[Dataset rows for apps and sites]
════════════════════

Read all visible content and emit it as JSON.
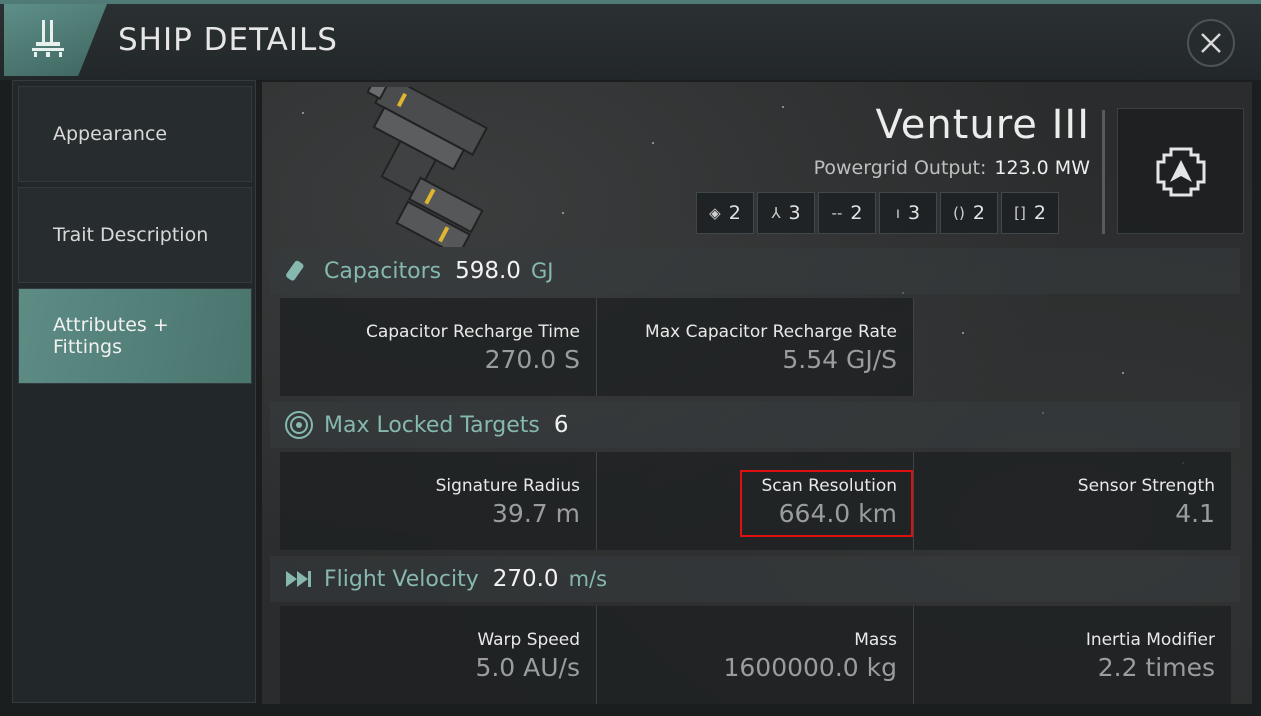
{
  "header": {
    "title": "SHIP DETAILS",
    "badge_icon": "ship-tower-icon",
    "close_icon": "close-icon"
  },
  "sidebar": {
    "items": [
      {
        "label": "Appearance",
        "active": false
      },
      {
        "label": "Trait Description",
        "active": false
      },
      {
        "label": "Attributes +\nFittings",
        "active": true
      }
    ]
  },
  "ship": {
    "name": "Venture III",
    "powergrid_label": "Powergrid Output:",
    "powergrid_value": "123.0 MW",
    "emblem_icon": "ship-class-emblem-icon"
  },
  "slots": [
    {
      "icon": "drone-slot-icon",
      "count": "2"
    },
    {
      "icon": "high-slot-icon",
      "count": "3"
    },
    {
      "icon": "mid-slot-icon",
      "count": "2"
    },
    {
      "icon": "low-slot-icon",
      "count": "3"
    },
    {
      "icon": "rig-slot-icon",
      "count": "2"
    },
    {
      "icon": "subsystem-slot-icon",
      "count": "2"
    }
  ],
  "sections": {
    "capacitors": {
      "name": "Capacitors",
      "value": "598.0",
      "unit": "GJ",
      "icon": "capacitor-icon",
      "stats": [
        {
          "label": "Capacitor Recharge Time",
          "value": "270.0 S"
        },
        {
          "label": "Max Capacitor Recharge Rate",
          "value": "5.54 GJ/S"
        }
      ]
    },
    "targeting": {
      "name": "Max Locked Targets",
      "value": "6",
      "unit": "",
      "icon": "target-lock-icon",
      "stats": [
        {
          "label": "Signature Radius",
          "value": "39.7 m"
        },
        {
          "label": "Scan Resolution",
          "value": "664.0 km"
        },
        {
          "label": "Sensor Strength",
          "value": "4.1"
        }
      ]
    },
    "velocity": {
      "name": "Flight Velocity",
      "value": "270.0",
      "unit": "m/s",
      "icon": "fast-forward-icon",
      "stats": [
        {
          "label": "Warp Speed",
          "value": "5.0 AU/s"
        },
        {
          "label": "Mass",
          "value": "1600000.0 kg"
        },
        {
          "label": "Inertia Modifier",
          "value": "2.2 times"
        }
      ]
    }
  },
  "colors": {
    "accent": "#86b8b0",
    "active_tab": "#5d8c85",
    "highlight": "#e01010"
  }
}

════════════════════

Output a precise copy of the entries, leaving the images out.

Read all visible content and emit it as JSON.
{
  "header": {
    "title": "SHIP DETAILS",
    "badge_icon": "ship-tower-icon",
    "close_icon": "close-icon"
  },
  "sidebar": {
    "items": [
      {
        "label": "Appearance",
        "active": false
      },
      {
        "label": "Trait Description",
        "active": false
      },
      {
        "label": "Attributes +\nFittings",
        "active": true
      }
    ]
  },
  "ship": {
    "name": "Venture III",
    "powergrid_label": "Powergrid Output:",
    "powergrid_value": "123.0 MW",
    "emblem_icon": "ship-class-emblem-icon"
  },
  "slots": [
    {
      "icon": "drone-slot-icon",
      "count": "2"
    },
    {
      "icon": "high-slot-icon",
      "count": "3"
    },
    {
      "icon": "mid-slot-icon",
      "count": "2"
    },
    {
      "icon": "low-slot-icon",
      "count": "3"
    },
    {
      "icon": "rig-slot-icon",
      "count": "2"
    },
    {
      "icon": "subsystem-slot-icon",
      "count": "2"
    }
  ],
  "sections": {
    "capacitors": {
      "name": "Capacitors",
      "value": "598.0",
      "unit": "GJ",
      "icon": "capacitor-icon",
      "stats": [
        {
          "label": "Capacitor Recharge Time",
          "value": "270.0 S"
        },
        {
          "label": "Max Capacitor Recharge Rate",
          "value": "5.54 GJ/S"
        }
      ]
    },
    "targeting": {
      "name": "Max Locked Targets",
      "value": "6",
      "unit": "",
      "icon": "target-lock-icon",
      "stats": [
        {
          "label": "Signature Radius",
          "value": "39.7 m"
        },
        {
          "label": "Scan Resolution",
          "value": "664.0 km"
        },
        {
          "label": "Sensor Strength",
          "value": "4.1"
        }
      ]
    },
    "velocity": {
      "name": "Flight Velocity",
      "value": "270.0",
      "unit": "m/s",
      "icon": "fast-forward-icon",
      "stats": [
        {
          "label": "Warp Speed",
          "value": "5.0 AU/s"
        },
        {
          "label": "Mass",
          "value": "1600000.0 kg"
        },
        {
          "label": "Inertia Modifier",
          "value": "2.2 times"
        }
      ]
    }
  },
  "colors": {
    "accent": "#86b8b0",
    "active_tab": "#5d8c85",
    "highlight": "#e01010"
  }
}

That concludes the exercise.